In addition to Ferman, David Lee, a fourth-year student at WMed, has gained valuable experience through his work with the AMA-MSS. Just this summer, Lee finished a one-year stint as co-chair of the AMA-MSS Community Service Committee and, more recently, was named secretary of the AMA Foundation Student Ambassador Executive Board.
Lee said his experience with the AMA-MSS has been beneficial because it has opened his eyes to the many ways he can “effect change for my patients and community members in ways that I could not in a clinical setting.”
“From a policy and advocacy standpoint, one vote can cause sweeping change and you can do that much more good for something that you care about,” Lee said.
During his time as co-chair of the AMA-MSS Community Service Committee, Lee was intimately involved in organizing an opioid-themed health fair for medical providers and community members at the AMA Interim Meeting in Honolulu, Hawaii. Then, at the AMA Annual Meeting in Chicago, Lee helped lead a national service project that involved the creation of a 90-minute podcast filled with information about the opioid epidemic along with stories from medical students and community leaders.
Lee said his work with the AMA-MSS chapter at WMed, as well as the national arm of the AMA-MSS, has enriched his experience as a medical student and future physician. Specifically, he said his attendance at the AMA interim and annual meetings have been enlightening for him.
“You get so many different perspectives in a short period of time that one single medical education institution cannot provide,” Lee said. “I think the range of experiences and the amount of energy brought into those encounters you will have with other students and members awakens a drive and a passion.”
Ferman said his work with the AMA-MSS, as well as the Michigan State Medical Society (MSMS) has led to him connecting with other extremely passionate and driven medical students from across the country.
“It has been one of the most rewarding experiences throughout medical school and it’s something that I’ll be involved in for many, many years to come,” Ferman said. “It has given me a better understanding of the scope of medicine and the importance of physicians having an understanding of the intimate connection between public health and medicine.”
Ferman’s current role with the AMA-MSS is a one-year appointment that will end in July. Over the next few months, he said he and members of the Committee on Global and Public Health will be working to develop a partnership with the American Association of Public Health Physicians (AAPHP) to change medical school curricula to incorporate more public health concepts that are necessary to practice as a physician in the U.S.

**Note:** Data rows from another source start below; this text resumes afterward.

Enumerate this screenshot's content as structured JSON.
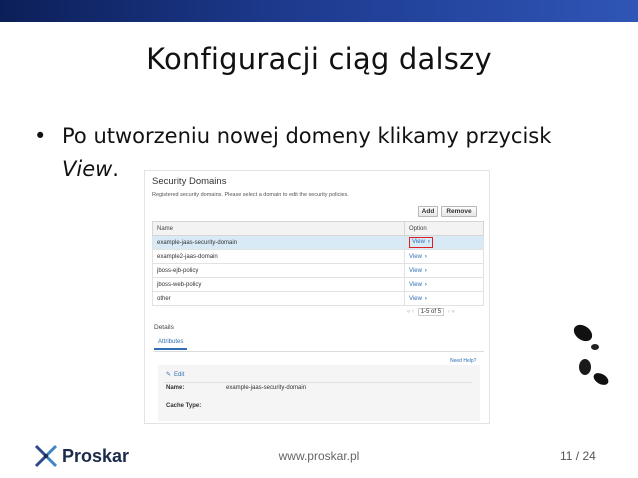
{
  "slide": {
    "title": "Konfiguracji ciąg dalszy",
    "bullet_symbol": "•",
    "bullet_line1": "Po utworzeniu nowej domeny klikamy przycisk",
    "bullet_line2_emph": "View",
    "bullet_line2_tail": "."
  },
  "console": {
    "title": "Security Domains",
    "subtitle": "Registered security domains. Please select a domain to edit the security policies.",
    "add_label": "Add",
    "remove_label": "Remove",
    "columns": [
      "Name",
      "Option"
    ],
    "rows": [
      {
        "name": "example-jaas-security-domain",
        "option": "View"
      },
      {
        "name": "example2-jaas-domain",
        "option": "View"
      },
      {
        "name": "jboss-ejb-policy",
        "option": "View"
      },
      {
        "name": "jboss-web-policy",
        "option": "View"
      },
      {
        "name": "other",
        "option": "View"
      }
    ],
    "pager": {
      "first": "«",
      "prev": "‹",
      "range": "1-5 of 5",
      "next": "›",
      "last": "»"
    },
    "details_label": "Details",
    "tab_attributes": "Attributes",
    "need_help": "Need Help?",
    "edit_label": "Edit",
    "name_label": "Name:",
    "name_value": "example-jaas-security-domain",
    "cache_label": "Cache Type:",
    "cache_value": ""
  },
  "footer": {
    "brand": "Proskar",
    "url": "www.proskar.pl",
    "page": "11 / 24"
  },
  "colors": {
    "topbar_start": "#0c1f58",
    "topbar_end": "#2f55b6",
    "link": "#2f6fb5",
    "selected_row": "#d9eaf7",
    "highlight": "#e02020"
  }
}
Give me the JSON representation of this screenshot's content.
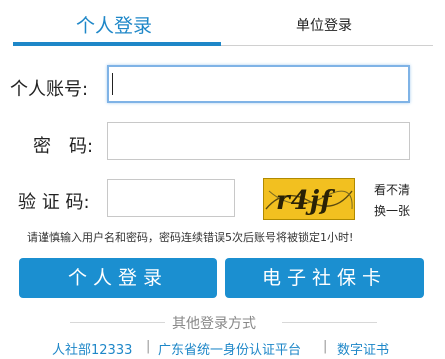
{
  "tabs": {
    "personal": "个人登录",
    "unit": "单位登录"
  },
  "form": {
    "account_label": "个人账号:",
    "password_label": "密　码:",
    "captcha_label": "验 证 码:",
    "account_value": "",
    "password_value": "",
    "captcha_value": "",
    "captcha_text": "r4jf",
    "refresh_line1": "看不清",
    "refresh_line2": "换一张"
  },
  "notice": "请谨慎输入用户名和密码，密码连续错误5次后账号将被锁定1小时!",
  "buttons": {
    "personal_login": "个人登录",
    "social_card": "电子社保卡"
  },
  "other_login": {
    "title": "其他登录方式",
    "links": [
      "人社部12333",
      "广东省统一身份认证平台",
      "数字证书"
    ],
    "separator": "|"
  },
  "colors": {
    "accent": "#1e87c8",
    "button": "#1b8fd0",
    "captcha_bg": "#f2c020"
  }
}
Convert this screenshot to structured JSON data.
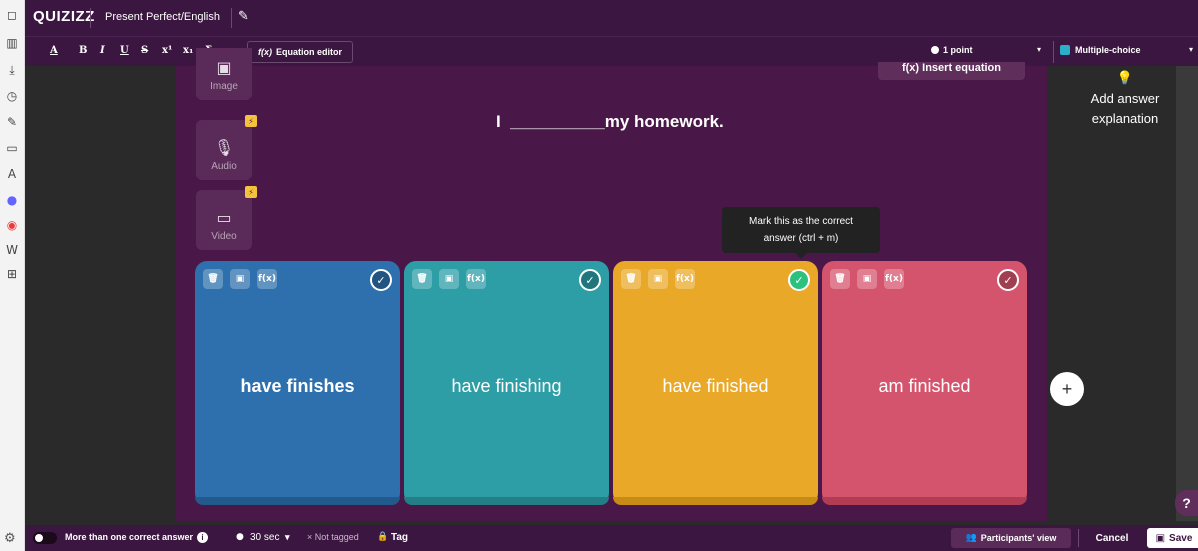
{
  "sidebar": {
    "icons": [
      "bookmark-icon",
      "book-icon",
      "download-icon",
      "history-icon",
      "edit-note-icon",
      "calendar-icon",
      "translate-icon",
      "mastodon-icon",
      "vivaldi-icon",
      "wikipedia-icon",
      "add-panel-icon",
      "settings-icon"
    ],
    "glyphs": [
      "◻",
      "▥",
      "⤓",
      "◷",
      "✎",
      "▭",
      "A",
      "●",
      "◉",
      "W",
      "⊞",
      "⚙"
    ]
  },
  "header": {
    "logo": "QUIZIZZ",
    "quiz_title": "Present Perfect/English",
    "edit_glyph": "✎"
  },
  "toolbar": {
    "text_color": "A",
    "bold": "B",
    "italic": "I",
    "underline": "U",
    "strike": "S",
    "superscript": "x¹",
    "subscript": "x₁",
    "sigma": "Σ",
    "equation_editor": "Equation editor",
    "fx": "f(x)",
    "points": "1 point",
    "question_type": "Multiple-choice",
    "caret": "▾"
  },
  "editor": {
    "insert_equation": "f(x) Insert equation",
    "question": "I  __________my homework.",
    "media": {
      "image": "Image",
      "audio": "Audio",
      "video": "Video"
    },
    "bolt": "⚡",
    "tooltip_line1": "Mark this as the correct",
    "tooltip_line2": "answer (ctrl + m)"
  },
  "answers": [
    {
      "text": "have finishes",
      "color": "#2d70ad",
      "bar": "#235a8c",
      "correct": false
    },
    {
      "text": "have finishing",
      "color": "#2d9da6",
      "bar": "#237e86",
      "correct": false
    },
    {
      "text": "have finished",
      "color": "#eaa828",
      "bar": "#c88b18",
      "correct": true
    },
    {
      "text": "am finished",
      "color": "#d5546d",
      "bar": "#b33c55",
      "correct": false
    }
  ],
  "answer_tools": {
    "delete": "🗑",
    "image": "▣",
    "fx": "f(x)",
    "check": "✓"
  },
  "right_panel": {
    "explanation_line1": "Add answer",
    "explanation_line2": "explanation",
    "bulb": "💡",
    "add": "+",
    "help": "?"
  },
  "footer": {
    "multiple_correct": "More than one correct answer",
    "info": "i",
    "time": "30 sec",
    "time_caret": "▾",
    "not_tagged": "× Not tagged",
    "tag": "Tag",
    "participants_view": "Participants' view",
    "cancel": "Cancel",
    "save": "Save"
  }
}
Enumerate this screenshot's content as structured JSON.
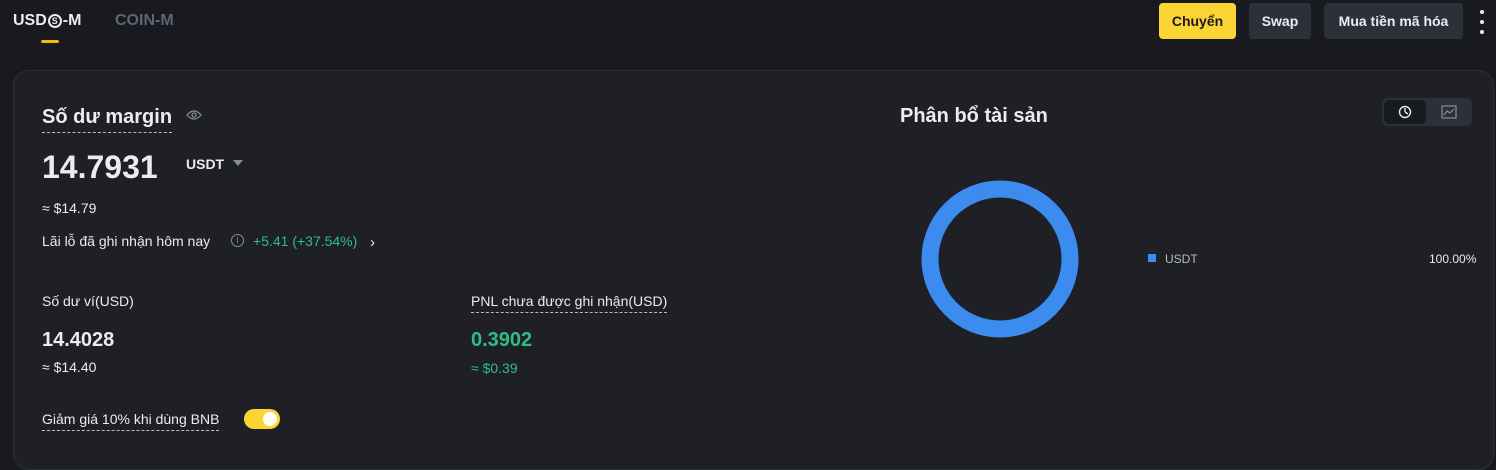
{
  "tabs": [
    {
      "label_pre": "USD",
      "label_mark": "S",
      "label_post": "-M"
    },
    {
      "label": "COIN-M"
    }
  ],
  "actions": {
    "transfer": "Chuyển",
    "swap": "Swap",
    "buy": "Mua tiền mã hóa"
  },
  "margin": {
    "title": "Số dư margin",
    "value": "14.7931",
    "unit": "USDT",
    "approx": "≈ $14.79",
    "pnl_today_label": "Lãi lỗ đã ghi nhận hôm nay",
    "pnl_today_value": "+5.41 (+37.54%)",
    "pnl_chevron": "›"
  },
  "wallet": {
    "label": "Số dư ví(USD)",
    "value": "14.4028",
    "approx": "≈ $14.40"
  },
  "unrealized": {
    "label": "PNL chưa được ghi nhận(USD)",
    "value": "0.3902",
    "approx": "≈ $0.39"
  },
  "bnb_discount": {
    "label": "Giảm giá 10% khi dùng BNB",
    "enabled": true
  },
  "allocation": {
    "title": "Phân bổ tài sản",
    "items": [
      {
        "name": "USDT",
        "percent": "100.00%",
        "color": "#3c8cf0",
        "share": 1.0
      }
    ]
  },
  "colors": {
    "accent": "#fcd535",
    "positive": "#2ebd85",
    "chart_blue": "#3c8cf0"
  },
  "icons": [
    "eye-icon",
    "info-icon",
    "chevron-right-icon",
    "caret-down-icon",
    "pie-chart-icon",
    "line-chart-icon",
    "more-vertical-icon"
  ]
}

Meanwhile, Lee said through his work with the AMA Foundation, he is trying to increase medical students’ knowledge and involvement with the foundation and to convey their stories and inspirations to the greater AMA body, while also making students aware of the resources available to them through the foundation, including scholarships, grant money, and leadership development.